Bio-Economics Of Allocatable Pollination Services: Sequential Choices And Jointness In Sites
TThe site-chronological regime identifies a sequence of sites to which the pollination service is allocated during the annual biological cycle of the hive. Because each foraging site corresponds to a crop or a wild vegetation, each site-chronological regime identifies a sequence of crops or a cropping regime. The site-chronological regime integrates the space and time dimensions of the economic sequential choice of a farm with a mobile production bio-organism as in the case of migratory beekeeping. Jointness can arise between the sites pollinated in chronological sequence. A necessary condition for jointness in sites is that they are complementary, i.e. they can enter in sequence in the allocation programme of the pollination service. A sufficient condition for jointness in sites is that the revenue or the variable cost of a site change with the regime. Jointness in sites may arise from the revenues side or from the costs side or from both sides simultaneously. The revenue is a bio-economic source of jointness in sites because it derives from the different dynamics of the population of foraging bees in the site-chronological regimes.
|Date of creation:||2013|
|Contact details of provider:|| Postal: Via Inama 5, 38100 Trento|
Web page: http://www.unitn.it/economia
More information through EDIRC
References listed on IDEAS
Please report citation or reference errors to , or , if you are the registered author of the cited work, log in to your RePEc Author Service profile, click on "citations" and make appropriate adjustments.:
- Johannes Sauer & Ada Wossink, 2013. "Marketed outputs and non-marketed ecosystem services: the evaluation of marginal costs," European Review of Agricultural Economics, Foundation for the European Review of Agricultural Economics, vol. 40(4), pages 573-603, September.
- Randal R. Rucker & Walter N. Thurman & Michael Burgett, 2012. "Honey Bee Pollination Markets and the Internalization of Reciprocal Benefits," American Journal of Agricultural Economics, Agricultural and Applied Economics Association, vol. 94(4), pages 956-977.
- Wossink, Ada & Swinton, Scott M., 2007. "Jointness in production and farmers' willingness to supply non-marketed ecosystem services," Ecological Economics, Elsevier, vol. 64(2), pages 297-304, December.
- repec:eee:ecomod:v:204:y:2007:i:1:p:219-245 is not listed on IDEAS
- Petr Havlík & Patrick Veysset & Jean-Marie Boisson & Michel Lherm & Florence Jacquet, 2005. "Joint production under uncertainty and multifunctionality of agriculture: policy considerations and applied analysis," European Review of Agricultural Economics, Foundation for the European Review of Agricultural Economics, vol. 32(4), pages 489-515, December.
- Freeman, A. III, 1991. "Valuing environmental resources under alternative management regimes," Ecological Economics, Elsevier, vol. 3(3), pages 247-256, September.
- Albers, Heidi J. & Robinson, Elizabeth J.Z., 2011.
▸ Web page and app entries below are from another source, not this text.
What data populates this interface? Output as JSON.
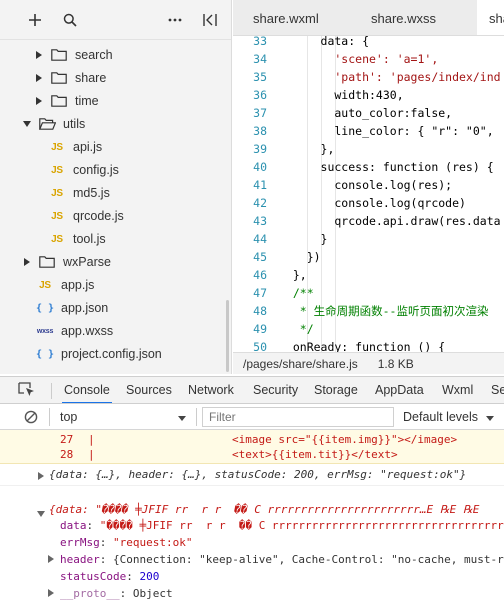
{
  "sidebar": {
    "items": [
      {
        "label": "search",
        "type": "folder",
        "state": "collapsed"
      },
      {
        "label": "share",
        "type": "folder",
        "state": "collapsed"
      },
      {
        "label": "time",
        "type": "folder",
        "state": "collapsed"
      },
      {
        "label": "utils",
        "type": "folder",
        "state": "expanded"
      },
      {
        "label": "api.js",
        "type": "js"
      },
      {
        "label": "config.js",
        "type": "js"
      },
      {
        "label": "md5.js",
        "type": "js"
      },
      {
        "label": "qrcode.js",
        "type": "js"
      },
      {
        "label": "tool.js",
        "type": "js"
      },
      {
        "label": "wxParse",
        "type": "folder",
        "state": "collapsed"
      },
      {
        "label": "app.js",
        "type": "js"
      },
      {
        "label": "app.json",
        "type": "json"
      },
      {
        "label": "app.wxss",
        "type": "wxss"
      },
      {
        "label": "project.config.json",
        "type": "json"
      }
    ],
    "badges": {
      "js": "JS",
      "json": "{ }",
      "wxss": "wxss"
    }
  },
  "editor": {
    "tabs": [
      "share.wxml",
      "share.wxss",
      "share"
    ],
    "active_tab": 2,
    "lines": [
      {
        "n": "33",
        "text": "      data: {"
      },
      {
        "n": "34",
        "text": "        'scene': 'a=1',"
      },
      {
        "n": "35",
        "text": "        'path': 'pages/index/ind"
      },
      {
        "n": "36",
        "text": "        width:430,"
      },
      {
        "n": "37",
        "text": "        auto_color:false,"
      },
      {
        "n": "38",
        "text": "        line_color: { \"r\": \"0\","
      },
      {
        "n": "39",
        "text": "      },"
      },
      {
        "n": "40",
        "text": "      success: function (res) {"
      },
      {
        "n": "41",
        "text": "        console.log(res);"
      },
      {
        "n": "42",
        "text": "        console.log(qrcode)"
      },
      {
        "n": "43",
        "text": "        qrcode.api.draw(res.data"
      },
      {
        "n": "44",
        "text": "      }"
      },
      {
        "n": "45",
        "text": "    })"
      },
      {
        "n": "46",
        "text": "  },"
      },
      {
        "n": "47",
        "text": "  /**"
      },
      {
        "n": "48",
        "text": "   * 生命周期函数--监听页面初次渲染"
      },
      {
        "n": "49",
        "text": "   */"
      },
      {
        "n": "50",
        "text": "  onReady: function () {"
      }
    ],
    "status": {
      "path": "/pages/share/share.js",
      "size": "1.8 KB"
    }
  },
  "devtools": {
    "tabs": [
      "Console",
      "Sources",
      "Network",
      "Security",
      "Storage",
      "AppData",
      "Wxml",
      "Se"
    ],
    "active_tab": "Console",
    "context": "top",
    "filter_placeholder": "Filter",
    "levels": "Default levels",
    "accent": "#1a73e8"
  },
  "console": {
    "src_lines": [
      {
        "n": "27",
        "text": "<image src=\"{{item.img}}\"></image>"
      },
      {
        "n": "28",
        "text": "<text>{{item.tit}}</text>"
      }
    ],
    "log1": "{data: {…}, header: {…}, statusCode: 200, errMsg: \"request:ok\"}",
    "log2_head": "{data: \"���� ╪JFIF rr  r r  �� C rrrrrrrrrrrrrrrrrrrrrrr…E ℞E ℞E",
    "fields": {
      "data": "\"���� ╪JFIF rr  r r  �� C rrrrrrrrrrrrrrrrrrrrrrrrrrrrrrrrrrrr",
      "errMsg": "\"request:ok\"",
      "header": "{Connection: \"keep-alive\", Cache-Control: \"no-cache, must-re",
      "statusCode": "200",
      "proto": "Object"
    },
    "keys": {
      "data": "data",
      "errMsg": "errMsg",
      "header": "header",
      "statusCode": "statusCode",
      "proto": "__proto__"
    }
  }
}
"The Trees and the Bees: Using Enforcement and Income Projects to Protect Forests and Rural Livelihoods Through Spatial Joint Production,"
Agricultural and Resource Economics Review,
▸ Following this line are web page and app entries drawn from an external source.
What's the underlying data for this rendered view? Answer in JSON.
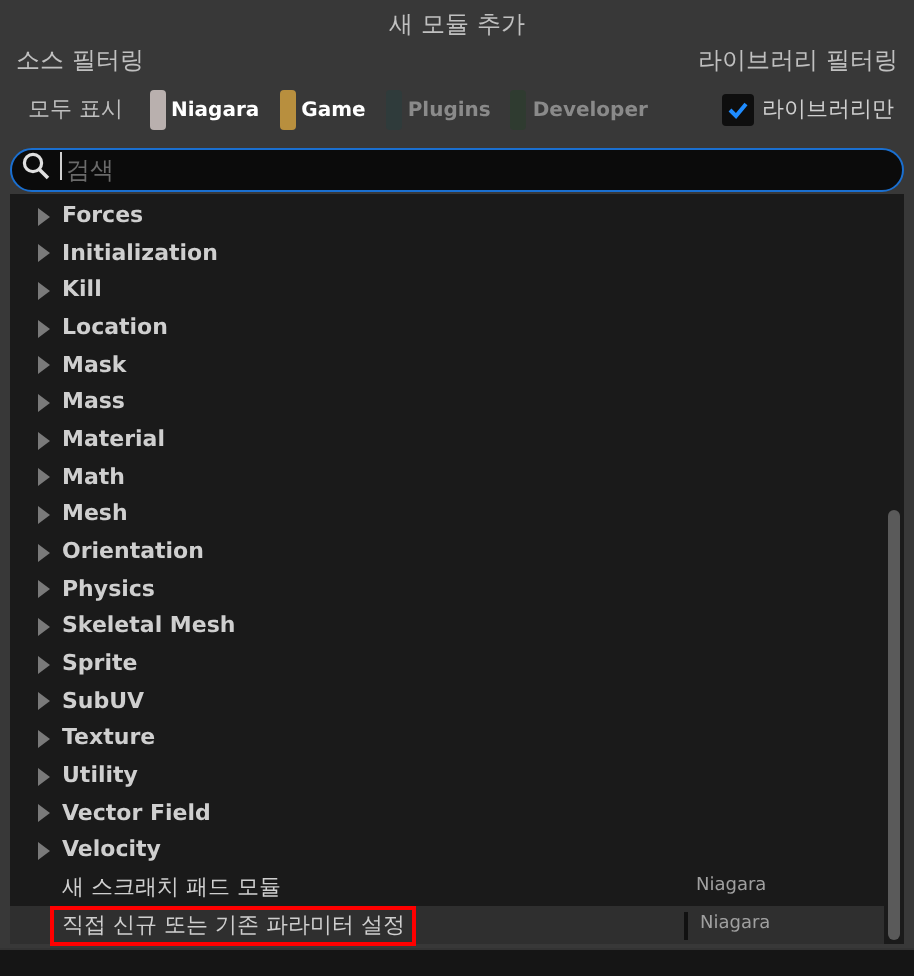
{
  "window": {
    "title": "새 모듈 추가"
  },
  "source_filter": {
    "label": "소스 필터링",
    "show_all": "모두 표시",
    "chips": [
      {
        "label": "Niagara",
        "color": "#b9b0ae",
        "on": true
      },
      {
        "label": "Game",
        "color": "#b88f3e",
        "on": true
      },
      {
        "label": "Plugins",
        "color": "#2f3b3b",
        "on": false
      },
      {
        "label": "Developer",
        "color": "#2f3b30",
        "on": false
      }
    ]
  },
  "library_filter": {
    "label": "라이브러리 필터링",
    "checkbox": {
      "label": "라이브러리만",
      "checked": true
    }
  },
  "search": {
    "placeholder": "검색"
  },
  "items": [
    {
      "kind": "category",
      "label": "Forces",
      "expanded": false,
      "selected": false
    },
    {
      "kind": "category",
      "label": "Initialization",
      "expanded": false,
      "selected": false
    },
    {
      "kind": "category",
      "label": "Kill",
      "expanded": false,
      "selected": false
    },
    {
      "kind": "category",
      "label": "Location",
      "expanded": false,
      "selected": false
    },
    {
      "kind": "category",
      "label": "Mask",
      "expanded": false,
      "selected": false
    },
    {
      "kind": "category",
      "label": "Mass",
      "expanded": false,
      "selected": false
    },
    {
      "kind": "category",
      "label": "Material",
      "expanded": false,
      "selected": false
    },
    {
      "kind": "category",
      "label": "Math",
      "expanded": false,
      "selected": false
    },
    {
      "kind": "category",
      "label": "Mesh",
      "expanded": false,
      "selected": false
    },
    {
      "kind": "category",
      "label": "Orientation",
      "expanded": false,
      "selected": false
    },
    {
      "kind": "category",
      "label": "Physics",
      "expanded": false,
      "selected": false
    },
    {
      "kind": "category",
      "label": "Skeletal Mesh",
      "expanded": false,
      "selected": false
    },
    {
      "kind": "category",
      "label": "Sprite",
      "expanded": false,
      "selected": false
    },
    {
      "kind": "category",
      "label": "SubUV",
      "expanded": false,
      "selected": false
    },
    {
      "kind": "category",
      "label": "Texture",
      "expanded": false,
      "selected": false
    },
    {
      "kind": "category",
      "label": "Utility",
      "expanded": false,
      "selected": false
    },
    {
      "kind": "category",
      "label": "Vector Field",
      "expanded": false,
      "selected": false
    },
    {
      "kind": "category",
      "label": "Velocity",
      "expanded": false,
      "selected": false
    },
    {
      "kind": "module",
      "label": "새 스크래치 패드 모듈",
      "source": "Niagara",
      "selected": false,
      "annotated": false
    },
    {
      "kind": "module",
      "label": "직접 신규 또는 기존 파라미터 설정",
      "source": "Niagara",
      "selected": true,
      "annotated": true
    }
  ]
}
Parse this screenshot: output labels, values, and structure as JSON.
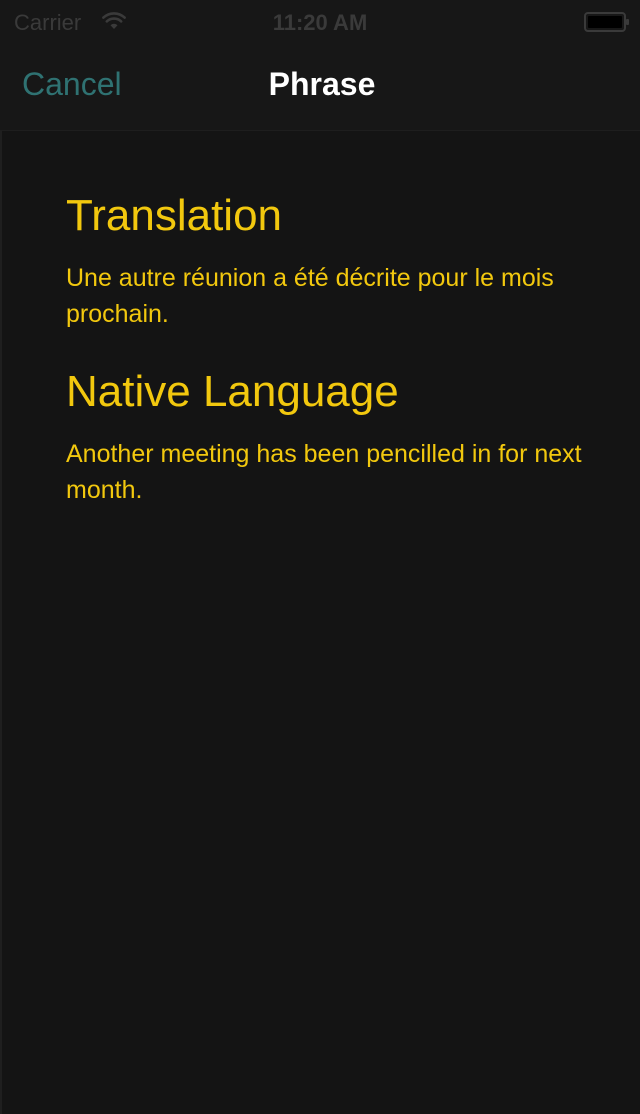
{
  "status_bar": {
    "carrier": "Carrier",
    "time": "11:20 AM",
    "wifi_icon": "wifi-icon",
    "battery_icon": "battery-icon"
  },
  "nav": {
    "cancel_label": "Cancel",
    "title": "Phrase"
  },
  "sections": [
    {
      "heading": "Translation",
      "text": "Une autre réunion a été décrite pour le mois prochain."
    },
    {
      "heading": "Native Language",
      "text": "Another meeting has been pencilled in for next month."
    }
  ],
  "colors": {
    "background": "#141414",
    "accent": "#f2c80e",
    "cancel": "#2f7272",
    "title": "#ffffff"
  }
}
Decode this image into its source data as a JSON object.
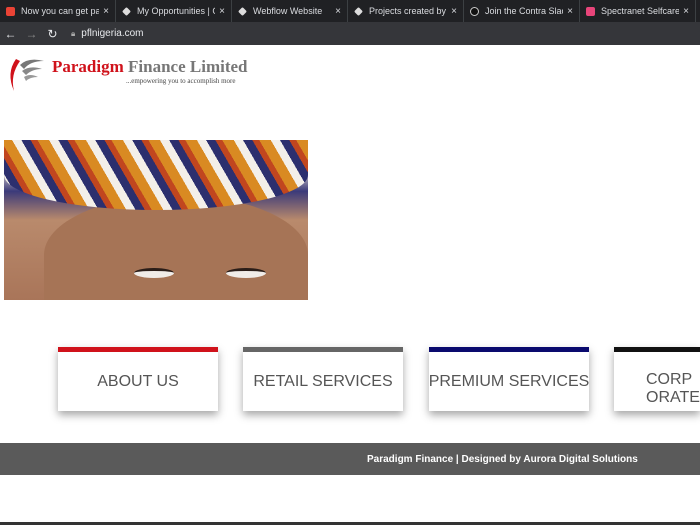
{
  "browser": {
    "tabs": [
      {
        "title": "Now you can get paid",
        "icon": "gmail-icon",
        "color": "#ea4335"
      },
      {
        "title": "My Opportunities | Co",
        "icon": "contra-icon",
        "color": "#ddd"
      },
      {
        "title": "Webflow Website",
        "icon": "contra-icon",
        "color": "#ddd"
      },
      {
        "title": "Projects created by Pa",
        "icon": "contra-icon",
        "color": "#ddd"
      },
      {
        "title": "Join the Contra Slack",
        "icon": "circle-icon",
        "color": "#111"
      },
      {
        "title": "Spectranet Selfcare",
        "icon": "spectranet-icon",
        "color": "#e8457a"
      }
    ],
    "close": "×",
    "url": "pflnigeria.com"
  },
  "header": {
    "brand_red": "Paradigm",
    "brand_gray": "Finance Limited",
    "tagline": "...empowering you to accomplish more"
  },
  "services": [
    {
      "label": "ABOUT US",
      "color": "#d0121b"
    },
    {
      "label": "RETAIL SERVICES",
      "color": "#666666"
    },
    {
      "label": "PREMIUM SERVICES",
      "color": "#0a0a6e"
    },
    {
      "label": "CORPORATE",
      "color": "#111111"
    }
  ],
  "footer": {
    "text": "Paradigm Finance | Designed by Aurora Digital Solutions"
  }
}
Northeastern Agricultural and Resource Economics Association, vol. 40(3), December.
- Albers, H.J. & Robinson, E.J.Z., 2011. "The Trees and the Bees: Using Enforcement and Income Projects to Protect Forests and Rural Livelihoods Through Spatial Joint Production," Agricultural and Resource Economics Review, Cambridge University Press, vol. 40(03), pages 424-438, December.
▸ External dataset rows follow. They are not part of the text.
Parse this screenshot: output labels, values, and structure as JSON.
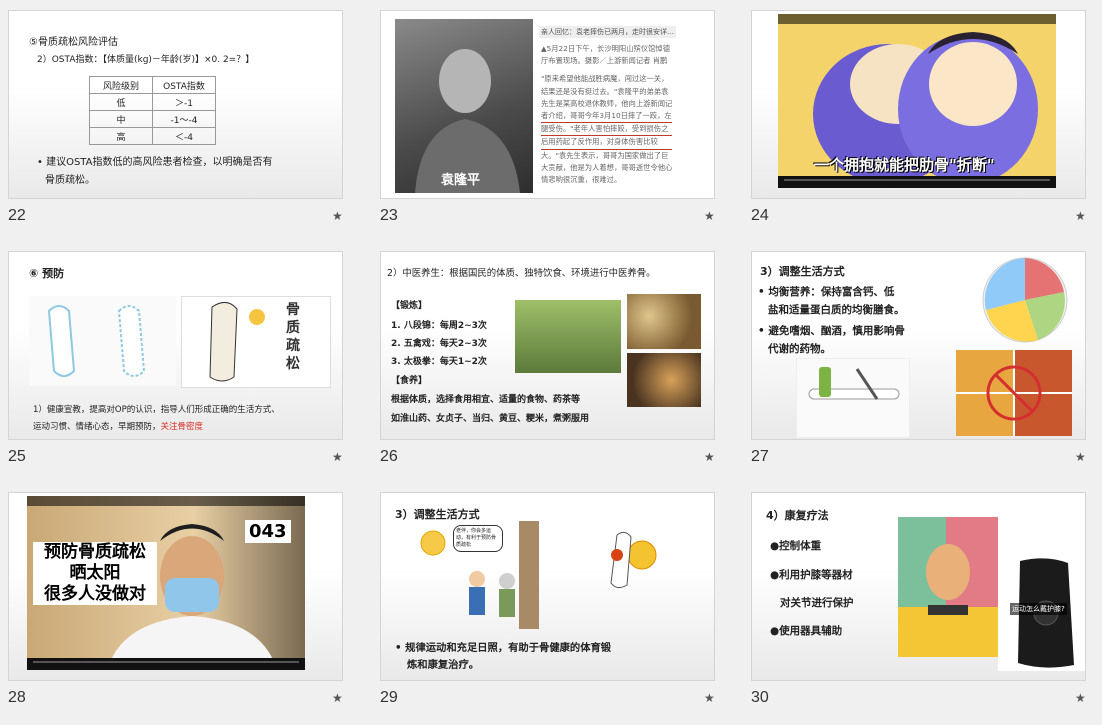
{
  "slides": [
    {
      "number": "22",
      "heading": "⑤骨质疏松风险评估",
      "formula": "2）OSTA指数：【体质量(kg)－年龄(岁)】×0. 2=？】",
      "table": {
        "headers": [
          "风险级别",
          "OSTA指数"
        ],
        "rows": [
          [
            "低",
            "＞-1"
          ],
          [
            "中",
            "-1～-4"
          ],
          [
            "高",
            "＜-4"
          ]
        ]
      },
      "bullet_1": "• 建议OSTA指数低的高风险患者检查，以明确是否有",
      "bullet_2": "骨质疏松。"
    },
    {
      "number": "23",
      "photo_caption": "袁隆平",
      "header": "亲人回忆：袁老摔伤已两月，走时很安详…",
      "lines": [
        "▲5月22日下午，长沙明阳山殡仪馆悼德",
        "厅布置现场。摄影／上游新闻记者 肖鹏",
        "",
        "\"原来希望他能战胜病魔，闯过这一关，",
        "结果还是没有挺过去。\"袁隆平的弟弟袁",
        "先生是某高校退休教师，他向上游新闻记",
        "者介绍，哥哥今年3月10日摔了一跤，左",
        "腿受伤。\"老年人害怕摔跤，受到损伤之",
        "后用药起了反作用，对身体伤害比较",
        "大。\"袁先生表示，哥哥为国家做出了巨",
        "大贡献，他是为人着想，哥哥逝世令他心",
        "情悲哟很沉重，很难过。"
      ]
    },
    {
      "number": "24",
      "subtitle": "一个拥抱就能把肋骨\"折断\""
    },
    {
      "number": "25",
      "heading": "⑥ 预防",
      "book_title": [
        "骨",
        "质",
        "疏",
        "松"
      ],
      "text_1": "1）健康宣教，提高对OP的认识，指导人们形成正确的生活方式、",
      "text_2a": "运动习惯、情绪心态，早期预防，",
      "text_2b": "关注骨密度"
    },
    {
      "number": "26",
      "heading": "2）中医养生：根据国民的体质、独特饮食、环境进行中医养骨。",
      "exercise_title": "【锻炼】",
      "exercises": [
        "1.  八段锦：每周2~3次",
        "2.  五禽戏：每天2~3次",
        "3.  太极拳：每天1~2次"
      ],
      "diet_title": "【食养】",
      "diet_1": "根据体质，选择食用相宜、适量的食物、药茶等",
      "diet_2": "如淮山药、女贞子、当归、黄豆、粳米，煮粥服用"
    },
    {
      "number": "27",
      "heading": "3）调整生活方式",
      "b1a": "• 均衡营养：保持富含钙、低",
      "b1b": "盐和适量蛋白质的均衡膳食。",
      "b2a": "• 避免嗜烟、酗酒，慎用影响骨",
      "b2b": "代谢的药物。"
    },
    {
      "number": "28",
      "overlay": [
        "预防骨质疏松",
        "晒太阳",
        "很多人没做对"
      ],
      "badge": "043"
    },
    {
      "number": "29",
      "heading": "3）调整生活方式",
      "bubble": "老伴，你会多运动，有利于预防骨质疏松",
      "b1a": "•  规律运动和充足日照，有助于骨健康的体育锻",
      "b1b": "炼和康复治疗。"
    },
    {
      "number": "30",
      "heading": "4）康复疗法",
      "items": [
        "●控制体重",
        "●利用护膝等器材",
        "对关节进行保护",
        "●使用器具辅助"
      ],
      "photo_label": "运动怎么戴护膝?"
    }
  ],
  "icons": {
    "star": "★"
  },
  "colors": {
    "accent_red": "#d9261c",
    "underline": "#c0392b"
  }
}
- Gunnar Köhlin & Gregory S. Amacher, 2005. "Welfare Implications of Community Forest Plantations in Developing Countries: The Orissa Social Forestry Project," American Journal of Agricultural Economics, Agricultural and Applied Economics Association, vol. 87(4), pages 855-869.
- Jack Peerlings, 2004. "Wildlife and landscape services production in Dutch dairy farming; jointness and transaction costs," European Review of Agricultural Economics, Foundation for the European Review of Agricultural Economics, vol. 31(4), pages 427-449, December.
When requesting a correction, please mention this item's handle: RePEc:trn:utwpem:2013/18. See general information about how to correct material in RePEc.
For technical questions regarding this item, or to correct its authors, title, abstract, bibliographic or download information, contact: (firstname.lastname@example.org)
If you have authored this item and are not yet registered with RePEc, we encourage you to do it here. This allows to link your profile to this item. It also allows you to accept potential citations to this item that we are uncertain about.
If references are entirely missing, you can add them using this form.
If the full references list an item that is present in RePEc, but the system did not link to it, you can help with this form.
If you know of missing items citing this one, you can help us creating those links by adding the relevant references in the same way as above, for each refering item. If you are a registered author of this item, you may also want to check the "citations" tab in your profile, as there may be some citations waiting for confirmation.
Please note that corrections may take a couple of weeks to filter through the various RePEc services.